In 2019, the North American waste management market reached $208 billion. Thanks to advancements in modern chemistry and support from municipal governments, landfills have seen astonishing financial success in recent years. Private companies like Waste Management and Republic Services now own a majority of landfills across the U.S., their stocks outperforming the market every year since 2014. So how exactly are landfills turning a profit out of garbage and just how much money can be made? Watch the video to find out.
A rising industry
America has long remained one of the most wasteful countries in the world, generating 239 million metric tons of garbage every year, about 1,600 to 1,700 pounds per person. While some view it as a threat to our environment and society, the solid waste management industry sees an opportunity.
“It’s a profitable industry,” according to Debra Reinhart, a member of the Board of Scientific Counselors for the EPA. “It’s a difficult industry but it is profitable if it’s done right.”

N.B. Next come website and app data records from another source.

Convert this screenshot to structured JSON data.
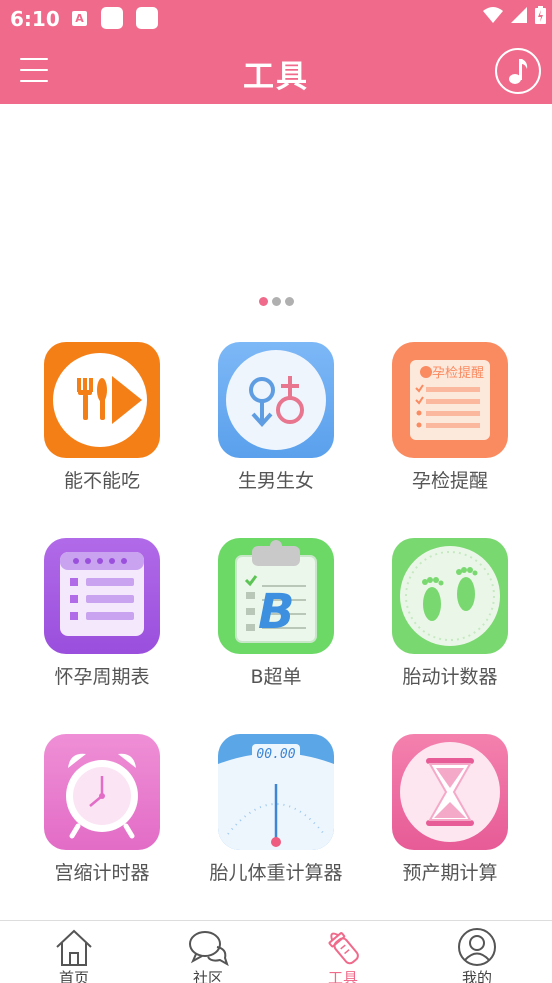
{
  "status": {
    "time": "6:10",
    "notif_a": "A"
  },
  "app_bar": {
    "title": "工具"
  },
  "carousel": {
    "dots": 3,
    "active_index": 0
  },
  "tools": [
    {
      "label": "能不能吃",
      "icon": "fork-knife-play-icon"
    },
    {
      "label": "生男生女",
      "icon": "gender-symbols-icon"
    },
    {
      "label": "孕检提醒",
      "icon": "checkup-reminder-icon",
      "icon_text": "孕检提醒"
    },
    {
      "label": "怀孕周期表",
      "icon": "calendar-list-icon"
    },
    {
      "label": "B超单",
      "icon": "clipboard-b-icon",
      "icon_text": "B"
    },
    {
      "label": "胎动计数器",
      "icon": "footprints-icon"
    },
    {
      "label": "宫缩计时器",
      "icon": "alarm-clock-icon"
    },
    {
      "label": "胎儿体重计算器",
      "icon": "scale-icon",
      "icon_text": "00.00"
    },
    {
      "label": "预产期计算",
      "icon": "hourglass-icon"
    }
  ],
  "tab_bar": {
    "items": [
      {
        "label": "首页",
        "icon": "home-icon"
      },
      {
        "label": "社区",
        "icon": "chat-bubbles-icon"
      },
      {
        "label": "工具",
        "icon": "baby-bottle-icon",
        "active": true
      },
      {
        "label": "我的",
        "icon": "user-icon"
      }
    ]
  },
  "colors": {
    "brand": "#f06b8b"
  }
}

Two private companies, Waste Management and Republic Services, lead the solid waste management sector. Together they own about 480 landfills out of the 2,627 landfills across the United States. The two companies have seen staggering performance in the market, with the stock prices of both doubling in the past five years. Both Waste Management and Republic Services declined CNBC’s request for an interview.
“They’ve learned how to be best-in-class businesses,” said Michael E. Hoffman, a managing director at Stifel Financial. “Their publicly traded stocks outperformed the market handily between 2015 and 2019 and underpinning it is a meaningful improvement in their free cash flow conversion.” The stocks have continued to outperform.
Since its inception, landfills have made a majority of their revenue via tipping fees. These fees are charged to trucks that are dropping off their garbage based on their weight per ton.
In 2020, municipal solid waste landfills had an average tipping fee of $53.72 per ton. That translates to roughly $1.4 million a year in approximate average gross revenue for small landfills and $43.5 million a year for large landfills just from gate fees.
Tipping fees have seen steady growth over the past four decades. In 1982, the national average tipping fee sat at $8.07 per ton or about $23.00 when adjusted for inflation. That’s nearly a 133% increase in 35 years.
While tipping fees make landfills sound like a risk-free business, they are still quite an expensive investment. It can cost about $1.1 million to $1.7 million just to construct, operate and close a landfill. For this reason, private companies have replaced municipal governments to own and operate the majority of the landfills across the U.S.
“I think it’s because the trend has been to go larger and larger so the small neighborhood dump can’t exist because of the regulations and the sophistication of the design,” Reinhart said. “So we are tending to see large landfills, which do require a lot of investment upfront.”
About CNBC: From ‘Wall Street’ to ‘Main Street’ to award winning original documentaries and Reality TV series, CNBC has you covered. Experience special sneak peeks of your favorite shows, exclusive video and more.
Connect with CNBC News Online
Get the latest news: https://www.cnbc.com/
Follow CNBC on LinkedIn: https://cnb.cx/LinkedInCNBC
Follow CNBC News on Facebook: https://cnb.cx/LikeCNBC
Follow CNBC News on Twitter: https://cnb.cx/FollowCNBC
Follow CNBC News on Instagram: https://cnb.cx/InstagramCNBC
How Landfills Make (A Lot Of) Money In The U.S.